Are you one of the lucky women who don’t have to worry about your next period because it’s like clockwork? Or are you one of those doomed to carry your period paraphernalia around with you everywhere you go?
Once you’ve understood what causes your cycle to derail, there are things you can do to regulate it so you too can plan your next visit to the spa and lighten up your handbag…
When it comes to menstrual cycles, there’s no such thing as “normal.” It makes more sense to talk about what’s normal for you. For teenagers, a normal cycle can be anywhere from 21 to 45 days.
For adults under 40, “normal” tends to be between 21 and 35 days. And generally speaking, the first and last two years of menstruation tend to be erratic. With time, young girls can expect their cycle to become regular.
What derails your cycle?
Factors other than these “times of upheaval” can influence menstrual regularity or completely disrupt your menstrual cycle:
- Sudden weight loss: a low body weight often leads to amenorrhea, a.k.a. missed periods. Dietary issues such as anorexia and bulimia can also be the cause.
- Conversely, obesity can also cause menstrual problems.
- Endurance sports can be problematic: athletes who train intensively can see their periods stop completely because their body doesn’t have enough fat to produce estrogen. The risk of osteoporosis is also something to look out for.
- Emotional stress (death in the family, divorce, job loss) and travel: high stress levels can affect the hypothalamus and cause irregular periods.
- Hormonal contraceptives: menstrual flow can be lighter or even non-existent.
- The use of hard drugs and certain medications, including antidepressants and chemotherapy.
- Breastfeeding: some women’s periods stop until their baby is fully weaned.
- Hormonal imbalances, such as those caused by thyroid problems.
- Uterine scars following surgery.
When your period is over eight days late, start with a pregnancy test: after all, other than foregoing sex entirely, no contraceptive method is foolproof. If you’re not pregnant and you’ve missed two periods in a row, consult your doctor.
And the fact that you haven’t had your period for a long time or that your menses are irregular doesn’t mean that you can’t get pregnant. If you’re not trying to have a baby, be careful!
The means to an end
Of course, how you get things back on track depends on what ails you.
If it’s your weight, food will play a big role in getting you back on the road to a healthy weight, which is usually defined by your BMI (body mass index). As tempting as they may be, avoid the latest fad diets. A well balanced diet rich in fruits and vegetables and essential fatty acids will have a much more lasting effect.
Need to learn how to deal with stress? Playing sports regularly can help you relax. Also, some plants are particularly effective at helping us stay calm. For example, rhodiola helps us build resistance to stress and overcome fatigue. Passionflower is a nerve tonic particularly useful in times of great stress.

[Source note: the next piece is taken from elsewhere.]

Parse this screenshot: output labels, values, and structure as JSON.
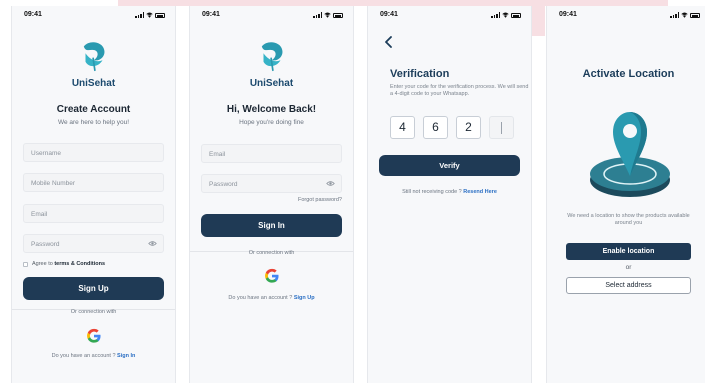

If your periods are always unpredictable, Vitex agnus castus may be what you’re looking for. The plant works by gradually regulating progesterone production. Once it reaches its full effectiveness—this takes around three months—it results in regular periods and relieves PMS symptoms. However, it should be avoided by women who are breastfeeding or using hormonal contraceptives such as the pill or the Mirena intrauterine device.
Don’t lose hope: in a few months, a little clutch purse will be enough for your nights on the town, and you’ll be able to plan your trip to the spa well in advance…